Starting date: Positions are available immediately with a flexible starting date.
The Theoretical and Computational Neuroscience laboratory, which is part of UCLA’s world-class neuroscience community is dedicated to unraveling the principles underpinning the computations of the cerebral cortex.
The cerebral cortex is the seat of high cognitive functions. Despite the astonishing complexity of its operations, the cortex exhibits a consistent structure that likely underlies common canonical functions and computations.
Discovering these canonical computations would help us gain a deeper understanding of intelligence in the mammalian brain and shed light on neural disorders.
Our laboratory thus addresses fundamental questions that are vital to developing comprehensive theories of canonical computations in the cortex:
- How do cortical dynamics give rise to canonical computations?
- How do biophysical constraints and computational needs shape the properties of cortical circuits?
- How is information represented and transformed across populations of cortical neurons?
To tackle these questions, we employ a multidisciplinary approach that combines data-driven circuit models, biologically realistic deep learning models, abstract neural network models, artificial (deep and recurrent) neural networks, encoding and decoding models and machine learning methods to analyze the neural code.
Led by Dr. Mario Dipoppa, a computational neuroscientist with a strong experience in data-driven approaches and biological realistic modelling, the research is strongly influenced by empirical evidence from the broader neuroscience community and involves collaborations with experimental laboratories.
We are currently hiring postdoctoral researchers and research assistants. For both positions, competitive salaries and benefits will be offered.
The selected candidates will be working on questions addressing how brain computations emerge from the dynamics of the underlying neural circuits and how the neural code is shaped by computational needs and biological constraints of the brain.
We are looking for candidates, who are eager to solve fundamental questions with a creative mindset.
Candidates should have a strong publication track record in Computational Neuroscience or a related quantitative field, including but not limited to Computer Science, Machine Learning, Engineering, Bioinformatics, Physics, Mathematics, and Statistics.
Research assistant applicants
We are looking for candidates with a keen interest in gaining research experience in Computational Neuroscience, pursuing their own projects, and supporting those of other team members. Candidates should have a bachelor’s or master’s degree in a quantitative discipline and strong programming skills, ideally in Python.
UCLA is an Affirmative Action / Equal Opportunity Employer (AA/EOE). We strive to promote an inclusive and collaborative work environment. We welcome applications from diverse backgrounds and perspectives. Individuals from underrepresented groups are strongly encouraged to apply.
How to apply?
Candidates holding or about to obtain a Ph.D. degree, who are interested in joining the laboratory as postdoctoral researchers should submit:

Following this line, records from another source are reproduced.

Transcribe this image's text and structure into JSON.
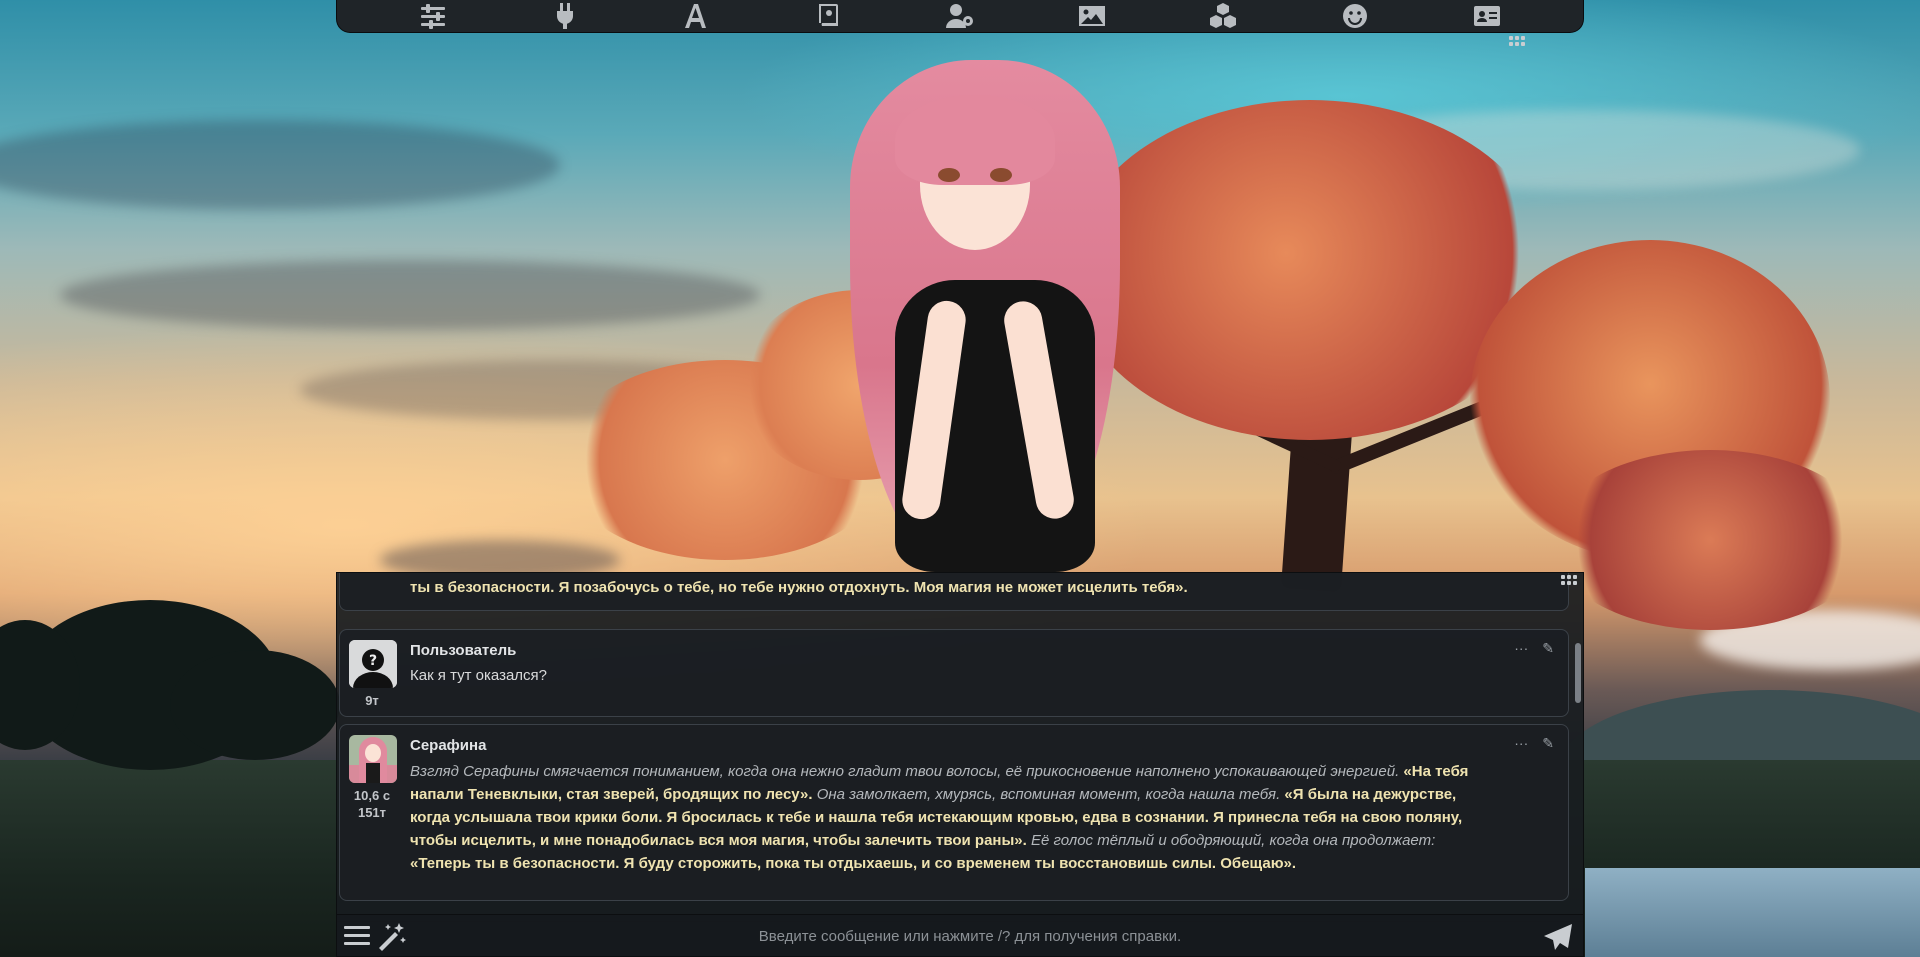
{
  "top_bar": {
    "icons": [
      "sliders-icon",
      "plug-icon",
      "font-icon",
      "book-icon",
      "user-gear-icon",
      "image-icon",
      "cubes-icon",
      "smile-icon",
      "id-card-icon"
    ]
  },
  "chat": {
    "partial_message": {
      "text": "ты в безопасности. Я позабочусь о тебе, но тебе нужно отдохнуть. Моя магия не может исцелить тебя»."
    },
    "messages": [
      {
        "name": "Пользователь",
        "text": "Как я тут оказался?",
        "tokens": "9т",
        "actions": [
          "···",
          "✎"
        ]
      },
      {
        "name": "Серафина",
        "time": "10,6 с",
        "tokens": "151т",
        "actions": [
          "···",
          "✎"
        ],
        "segments": [
          {
            "style": "italic",
            "text": "Взгляд Серафины смягчается пониманием, когда она нежно гладит твои волосы, её прикосновение наполнено успокаивающей энергией. "
          },
          {
            "style": "quote",
            "text": "«На тебя напали Теневклыки, стая зверей, бродящих по лесу»."
          },
          {
            "style": "italic",
            "text": " Она замолкает, хмурясь, вспоминая момент, когда нашла тебя. "
          },
          {
            "style": "quote",
            "text": "«Я была на дежурстве, когда услышала твои крики боли. Я бросилась к тебе и нашла тебя истекающим кровью, едва в сознании. Я принесла тебя на свою поляну, чтобы исцелить, и мне понадобилась вся моя магия, чтобы залечить твои раны»."
          },
          {
            "style": "italic",
            "text": " Её голос тёплый и ободряющий, когда она продолжает: "
          },
          {
            "style": "quote",
            "text": "«Теперь ты в безопасности. Я буду сторожить, пока ты отдыхаешь, и со временем ты восстановишь силы. Обещаю»."
          }
        ]
      }
    ]
  },
  "input": {
    "placeholder": "Введите сообщение или нажмите /? для получения справки."
  },
  "colors": {
    "quote": "#efe3b0",
    "panel": "#1b1f23",
    "border": "#3b4148"
  }
}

- A CV including a publication list
- A copy of a preprint or publication in which they played a significant role (for example, first-author, co-first author, and/or corresponding author)
- A research statement describing past research and career goals (max. two pages)
- Contact information for two academic referees.
Candidates interested in joining the laboratory as research associates should send
- A CV
- A research statement describing past research and career goals (max. one page)
- Contact information for two academic referees.
The application material should be submitted as a single PDF file with your full name as the file name to email@example.com.
Informal inquiries are welcome. We strongly encourage candidates to apply early as applications will be reviewed until the positions are filled.
Details on the open positions and application instructions can be found at : www.dipoppalab.com/join-us.
Five most recent lab publications:
- Tring E, Dipoppa M, Ringach DL (2023), A power law of cortical adaptation, bioRxiv, 548134
- Di Santo S, Dipoppa M, Keller AJ, Roth MM, Scanziani M, Miller KD (2022), Unifying model for three forms of contextual modulation including feedback input from higher visual areas, bioRxiv, 493753.
- Bugeon S, Duffield J, Dipoppa M, Prankerd I, Ritoux A, Nicolotsopoulos D, Orme D, Shinn M, Peng H, Forrest H, Viduolyte A, Reddy CB, Isogai Y, Carandini M, Harris KD (2022), A transcriptomic axis predicts state modulation of cortical interneurons, Nature, 607: 330-338.
- Schmidt ERE, Zhao HT, Park JM, Dipoppa M*, Monsalve-Mercado MM*, Dahan JB, Rodgers CC, Lejeune A, Hillman EMC, Miller KD, Bruno RM, Polleux F (2021), A human-specific modifier of cortical circuit connectivity and function improves behavioral performance, Nature, 599: 640-644. *contributed equally